These attributes, which define much of the NZX50 Index, do unfortunately come with a number of consequences. One is that valuations appear elevated. Price-to-earnings ratios have lifted by almost 70% over the past 5-years and our market does look expensive. This doesn’t necessarily mean that our market will fall though, because if interest rates do not rise as much as many commentators expect and if investors continue to search for quality, as defined by competitive sustainability, then New Zealand remains well positioned. The other challenge though that we need to be aware of, is one that is becoming more evident by the day. The quality of the listed businesses that we have and the pricing volatility that has been evident in recent times is resulting in a large lift in merger-and-acquisition activity. Although there is a short-term lift in returns for the investors that own these stocks, there is a long-term challenge being created by the removal of many of our important index constituents.
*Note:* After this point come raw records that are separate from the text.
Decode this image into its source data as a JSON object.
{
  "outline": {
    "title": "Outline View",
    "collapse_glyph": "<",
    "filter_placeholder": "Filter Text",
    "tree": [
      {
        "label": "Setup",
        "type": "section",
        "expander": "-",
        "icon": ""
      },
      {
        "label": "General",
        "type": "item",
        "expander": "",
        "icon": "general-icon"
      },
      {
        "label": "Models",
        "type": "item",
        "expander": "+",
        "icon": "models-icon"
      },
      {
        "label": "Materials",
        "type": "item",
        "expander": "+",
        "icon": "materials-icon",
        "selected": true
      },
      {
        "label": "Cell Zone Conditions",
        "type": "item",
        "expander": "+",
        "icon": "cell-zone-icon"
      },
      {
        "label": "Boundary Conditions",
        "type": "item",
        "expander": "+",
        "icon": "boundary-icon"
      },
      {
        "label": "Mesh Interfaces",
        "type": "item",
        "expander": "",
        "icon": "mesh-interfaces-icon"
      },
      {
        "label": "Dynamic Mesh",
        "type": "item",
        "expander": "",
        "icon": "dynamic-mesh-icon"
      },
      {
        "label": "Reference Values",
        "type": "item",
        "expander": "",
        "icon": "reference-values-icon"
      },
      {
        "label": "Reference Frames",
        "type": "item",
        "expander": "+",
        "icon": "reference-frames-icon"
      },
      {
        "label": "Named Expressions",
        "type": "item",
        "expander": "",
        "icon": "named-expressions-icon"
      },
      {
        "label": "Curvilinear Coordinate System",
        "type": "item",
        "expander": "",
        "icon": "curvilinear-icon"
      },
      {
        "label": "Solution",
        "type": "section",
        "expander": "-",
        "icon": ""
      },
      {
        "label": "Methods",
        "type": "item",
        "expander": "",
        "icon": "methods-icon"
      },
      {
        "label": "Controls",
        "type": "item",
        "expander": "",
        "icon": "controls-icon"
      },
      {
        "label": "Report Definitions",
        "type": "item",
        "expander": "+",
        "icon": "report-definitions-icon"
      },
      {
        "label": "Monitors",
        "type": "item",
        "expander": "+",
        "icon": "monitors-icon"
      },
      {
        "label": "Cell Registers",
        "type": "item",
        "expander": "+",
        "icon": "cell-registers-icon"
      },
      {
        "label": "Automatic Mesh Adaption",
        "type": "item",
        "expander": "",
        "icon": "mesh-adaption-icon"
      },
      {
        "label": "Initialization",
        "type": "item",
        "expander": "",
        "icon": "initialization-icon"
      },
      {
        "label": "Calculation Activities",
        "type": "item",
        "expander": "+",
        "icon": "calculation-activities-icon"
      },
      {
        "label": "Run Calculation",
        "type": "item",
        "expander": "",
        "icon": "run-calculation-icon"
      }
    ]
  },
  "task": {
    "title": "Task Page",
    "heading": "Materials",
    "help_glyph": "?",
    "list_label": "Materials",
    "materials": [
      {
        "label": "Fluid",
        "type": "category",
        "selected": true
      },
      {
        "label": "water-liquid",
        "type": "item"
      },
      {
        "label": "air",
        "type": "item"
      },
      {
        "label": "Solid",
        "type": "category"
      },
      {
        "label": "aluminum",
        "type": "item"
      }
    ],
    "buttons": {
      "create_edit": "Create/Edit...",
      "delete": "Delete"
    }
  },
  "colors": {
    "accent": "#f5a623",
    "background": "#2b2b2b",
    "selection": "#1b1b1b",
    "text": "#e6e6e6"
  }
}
We wrote on this topic a number of months ago but the momentum in this space has continued. UBS recently estimated that the value of successful and announced M&A activity in 2018 is now at a greater value than of all the last 5-years combined in New Zealand. Despite valuations and macro-economic uncertainty, well-funded private equity firms and corporates are here to buy. Following closely after the purchase of Restaurant Brands (a dominant operator in the New Zealand fast food industry) by Finaccess Capital, Trade Me is now the target of interest, this time by Apax Partners. Trade Me is a great example of many of the characteristics that we have described above. This business has a dominant competitive position in New Zealand, it generates strong free cash flow and has a healthy balance sheet. These factors together with a strategic understanding by Apax of the leverage that exists for Trade Me to shift classifieds spending online and for yields to increase, means they are a determined buyer. In this environment it is not difficult to list a range of other public companies that must also be of interest to well-funded offshore groups in 2019.
It is sometimes tempting for investors to assume that the opportunities that exist offshore in larger and more diversified markets must be better. It is hard to argue against this view on the grounds of breadth and liquidity but it is equally important to understand what factors have supported the New Zealand market over the past 8-years and why many of these could still remain very relevant as we move into next year. If factors such as cash flow reliability, dividend yields and business quality remain considerations, then our listed stocks will remain of interest to all types of investors. This includes Kiwisaver, which today accounts for over $50bn worth of investment funds and is already a significant purchaser of domestic assets. Kiwisaver is forecast to be potentially at $200bn by 2030.